N.A.C.M.'s programs embody a holistic concept of healing: Mind, Body and Spirit. N.A.C.M.'s programs have, at their heart, a spiritual view which suggests all things in life are related in a sacred manner, and are governed by natural laws.
The fundamental elements stressed are: "a belief in or knowledge of unseen powers FAITH, knowledge that all things in the universe are dependent on each other SHARING, and a belief that we must respect all creation KINDNESS, a personal commitment to be forthright in all our affairs HONESTY, and that personal worship reinforces the bond between an individual, the family, the community and the Great Spirit. Worship PRAYER is a personal commitment to the sources of Life."
The Program consists of cultural practices. These meetings are geared to develop awareness of substance abuse, as well as recovery of the M/E/P/S aspect of one's life. List of topics include:
Values and beliefs
Grief and loss
Prevention and recovery plan
A major impetus for the establishment of the Native Alcoholism Council of Manitoba was a tragic, alcohol-related accident which occurred on May 10, 1968 on Highway 59, just south of Brokenhead, MB. The accident claimed the lives of nine people.
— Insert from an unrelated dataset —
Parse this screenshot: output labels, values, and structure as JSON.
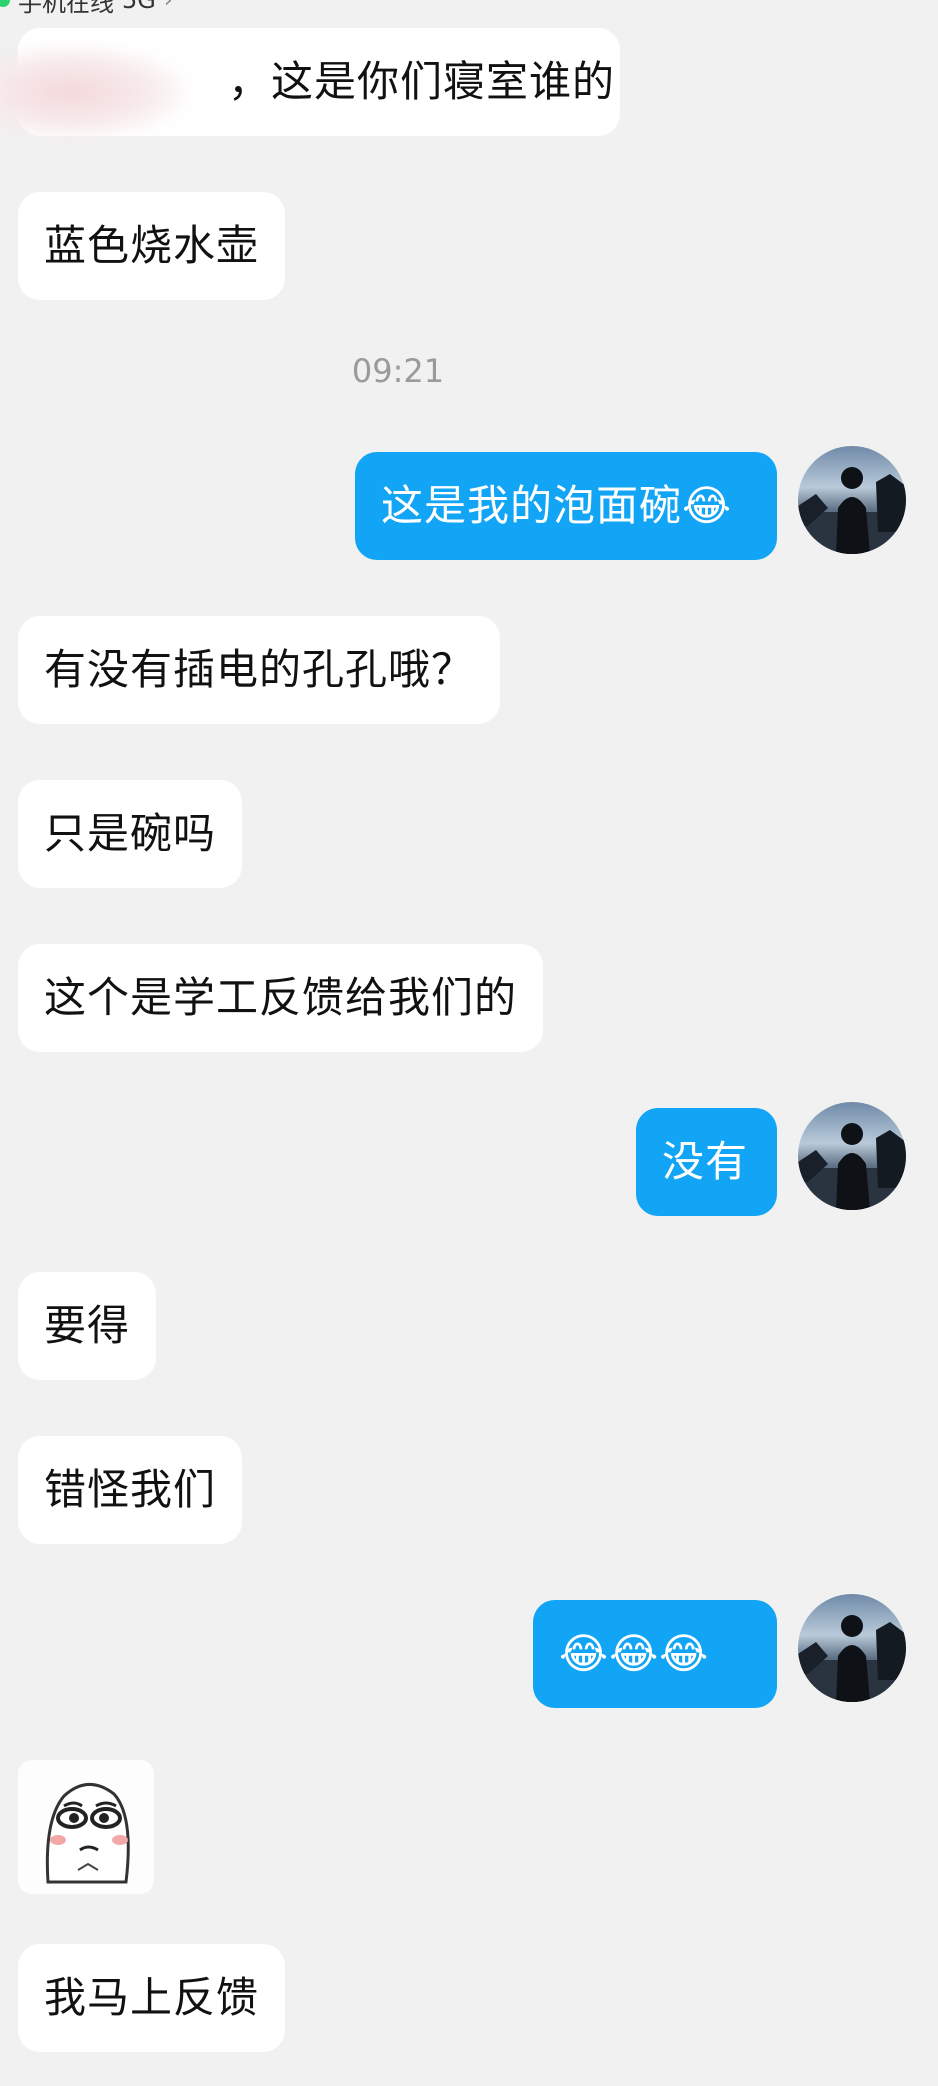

The lone survivor was confined to a wheelchair, and thirty-three children were left orphans.
The accident brought various Native people together to determine what could possibly be done to combat this massive alcohol problem. On November 18 and 19, 1971. After a two day conference in Winnipeg, the Native Alcoholism of Manitoba was formed as an organization. On February 21, 1972, with the help of a grand from the Local Initiative Program (LIP), ten employees were hired to conduct a survey. On March 1, 1972, N.A.C.M. set up its first office in a garage at 147 James Avenue. It was not until July 19, 1972, that the Native Alcoholism Council was officially incorporated under Bill 74. Its main purposes, as set out in the Bill, were to provide for, assist in, or arrange for the provision of:
Adequate counseling to the Native alcoholic.
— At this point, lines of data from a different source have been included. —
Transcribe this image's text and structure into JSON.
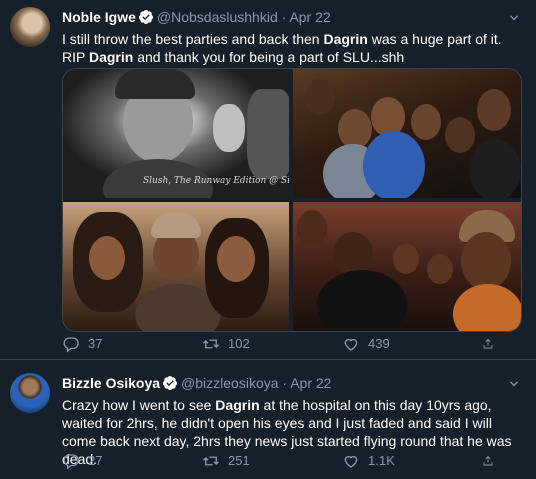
{
  "tweets": [
    {
      "author_name": "Noble Igwe",
      "handle": "@Nobsdaslushhkid",
      "separator": "·",
      "date": "Apr 22",
      "text_parts": [
        {
          "t": "I still throw the best parties and back then ",
          "b": false
        },
        {
          "t": "Dagrin",
          "b": true
        },
        {
          "t": " was a huge part of it. RIP ",
          "b": false
        },
        {
          "t": "Dagrin",
          "b": true
        },
        {
          "t": " and thank you for being a part of SLU...shh",
          "b": false
        }
      ],
      "photo_caption": "Slush, The Runway Edition @ Sive Bar",
      "replies": "37",
      "retweets": "102",
      "likes": "439"
    },
    {
      "author_name": "Bizzle Osikoya",
      "handle": "@bizzleosikoya",
      "separator": "·",
      "date": "Apr 22",
      "text_parts": [
        {
          "t": "Crazy how I went to see ",
          "b": false
        },
        {
          "t": "Dagrin",
          "b": true
        },
        {
          "t": " at the hospital on this day 10yrs ago, waited for 2hrs, he didn't open his eyes and I just faded and said I will come back next day, 2hrs they news just started flying round that he was dead.",
          "b": false
        }
      ],
      "replies": "27",
      "retweets": "251",
      "likes": "1.1K"
    }
  ],
  "colors": {
    "background": "#15202b",
    "muted": "#8899a6",
    "verified": "#1da1f2",
    "border": "#38444d"
  },
  "icons": [
    "verified-badge-icon",
    "chevron-down-icon",
    "reply-icon",
    "retweet-icon",
    "like-icon",
    "share-icon"
  ]
}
Educational material in Native schools.
Dissemination of information respecting the recognition and treatment for the Native alcoholic.
A province wide alcoholism program that would endeavor to control and prevent alcoholism or problem drinking among Native and Metis communities.
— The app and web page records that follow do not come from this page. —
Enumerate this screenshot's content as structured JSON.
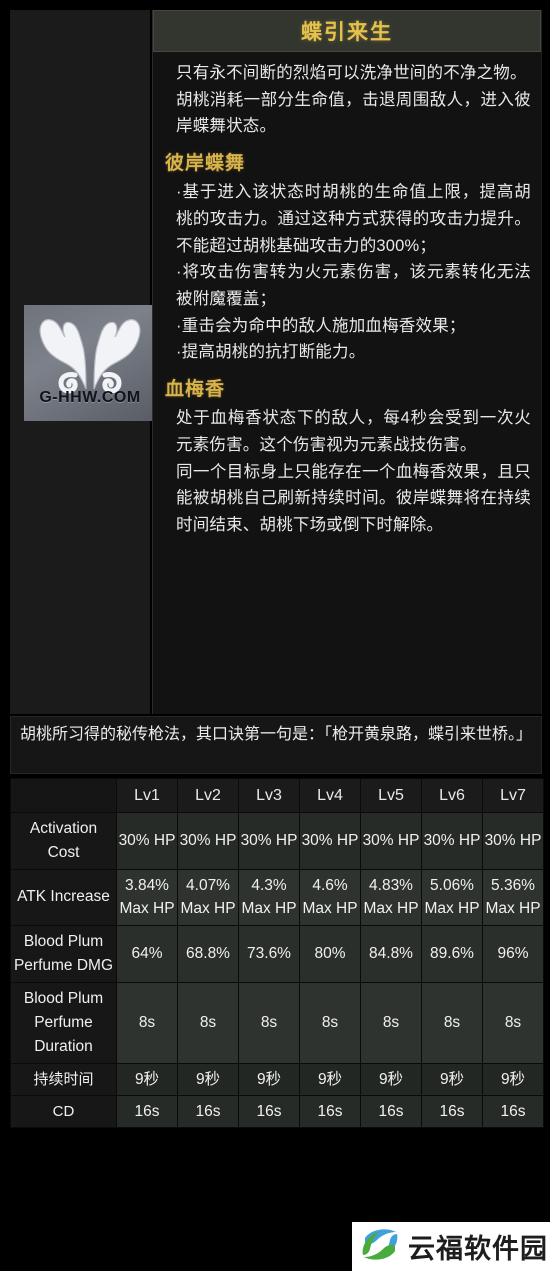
{
  "skill": {
    "title": "蝶引来生",
    "icon_name": "butterfly-skill-icon",
    "icon_watermark": "G-HHW.COM",
    "description_paragraphs": [
      "只有永不间断的烈焰可以洗净世间的不净之物。",
      "胡桃消耗一部分生命值，击退周围敌人，进入彼岸蝶舞状态。"
    ],
    "sections": [
      {
        "heading": "彼岸蝶舞",
        "bullets": [
          "·基于进入该状态时胡桃的生命值上限，提高胡桃的攻击力。通过这种方式获得的攻击力提升。不能超过胡桃基础攻击力的300%；",
          "·将攻击伤害转为火元素伤害，该元素转化无法被附魔覆盖；",
          "·重击会为命中的敌人施加血梅香效果；",
          "·提高胡桃的抗打断能力。"
        ]
      },
      {
        "heading": "血梅香",
        "bullets": [
          "处于血梅香状态下的敌人，每4秒会受到一次火元素伤害。这个伤害视为元素战技伤害。",
          "同一个目标身上只能存在一个血梅香效果，且只能被胡桃自己刷新持续时间。彼岸蝶舞将在持续时间结束、胡桃下场或倒下时解除。"
        ]
      }
    ],
    "flavor_quote": "胡桃所习得的秘传枪法，其口诀第一句是：「枪开黄泉路，蝶引来世桥。」"
  },
  "table": {
    "corner_label": "",
    "level_headers": [
      "Lv1",
      "Lv2",
      "Lv3",
      "Lv4",
      "Lv5",
      "Lv6",
      "Lv7"
    ],
    "rows": [
      {
        "label": "Activation Cost",
        "values": [
          "30% HP",
          "30% HP",
          "30% HP",
          "30% HP",
          "30% HP",
          "30% HP",
          "30% HP"
        ]
      },
      {
        "label": "ATK Increase",
        "values": [
          "3.84% Max HP",
          "4.07% Max HP",
          "4.3% Max HP",
          "4.6% Max HP",
          "4.83% Max HP",
          "5.06% Max HP",
          "5.36% Max HP"
        ]
      },
      {
        "label": "Blood Plum Perfume DMG",
        "values": [
          "64%",
          "68.8%",
          "73.6%",
          "80%",
          "84.8%",
          "89.6%",
          "96%"
        ]
      },
      {
        "label": "Blood Plum Perfume Duration",
        "values": [
          "8s",
          "8s",
          "8s",
          "8s",
          "8s",
          "8s",
          "8s"
        ]
      },
      {
        "label": "持续时间",
        "values": [
          "9秒",
          "9秒",
          "9秒",
          "9秒",
          "9秒",
          "9秒",
          "9秒"
        ]
      },
      {
        "label": "CD",
        "values": [
          "16s",
          "16s",
          "16s",
          "16s",
          "16s",
          "16s",
          "16s"
        ]
      }
    ]
  },
  "watermark": {
    "text": "云福软件园",
    "logo_name": "yunfu-leaf-logo",
    "logo_colors": {
      "blue": "#3fa0dc",
      "green": "#49ab3c"
    }
  },
  "colors": {
    "title_text": "#e6c24c",
    "section_heading": "#d8b24a",
    "body_text": "#e8e8e8",
    "title_bar_bg": "#32362e",
    "panel_bg": "#121212",
    "cell_bg": "#2c302c",
    "label_bg": "#171717"
  }
}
When the LIP grant ran out in 1973, The Department of Health and Social Development footed the bills for Project Outreach. It was in 1973, as well, that N.A.C.M. acquired a house from the United Church at 456 Pritchard, and became the first treatment centre of its kind in Canada. The date of Pritchard House's operation was August 5, 1973. N.A.C.M. covered the province of Manitoba with energetic workers in such communities as Norway House, Easterville, Rossburn, Pegius, Fisher River, Little Black River, Brokenhead, Selkirk, Brandon Dauphin and Winnipeg. In fact, the agency has accommodated everyone in Canada.
It was not until 1975, that N.A.C.M. received funding from the Native Alcohol and Drug Abuse Program. Needless to say, N.A.C.M. faced many struggles during its infancy, while still striving to provide service to Native people. Lots of dedication and commitment was required by staff with very little pay. Staff were often disadvantaged with the low funding provided and they often went the extra mile to keep the organization in existence.
In 1984, another milestone was reached. N.A.C.M. acquired a newer and bigger building at 160 Salter Street. The relocation provided for more office space, recreational facilities for clientele, meeting rooms, larger rooms for rehab clientele and so on.
There is little doubt that the struggles experienced throughout the years has resulted in numerous benefits as well. There are literally thousands of Native people who have either gone through the Pritchard House Program or the Outreach Services provided. There are reports of many individuals who have gone on to make contributions to society, to government, to industry and other organizations. Some have become qualified counselors and social workers. Testimonials.
New initiatives and projects are being planned at the writing of this summarized history. Some of these initiatives have already been fulfilled. As one former worker put it, "Who would have known that sitting on a coke box, talking to another alcoholic would have led to such massive achievements? Who knows the exact figures for accidents prevented, for lives saved, for families reunited, for less jail costs and less crimes. And who knows the exact figures for the numerous Native people out there who are now living a life of contented sobriety?"
In February 2014, N.A.C.M., now known as the Native Addictions Council of Manitoba, celebrated 42 years of existence - sobering in itself.
NACM: residential treatment program for people suffering from addictions. The foundation of Treatment is based on Aboriginal Cultural Spiritual Teachings.
Holistic healing of mind, body and spirit for all.
The mission of N.A.C.M. is to provide traditional healing services to our people through holistic treatment of addictions.
THE MISSION OF NATIVE ADDICTIONS COUNCIL OF MANITOBA IS TO PROVIDE TRADITIONAL HEALING SERVICES TO OUR PEOPLE THROUGH HOLISTIC TREATMENT OF ADDICTIONS. THE BELIEF OF N.A.C.M. IS THAT EACH PERSON HAS THE RIGHT TO WELLNESS, SUCCESS AND DETERMINATION.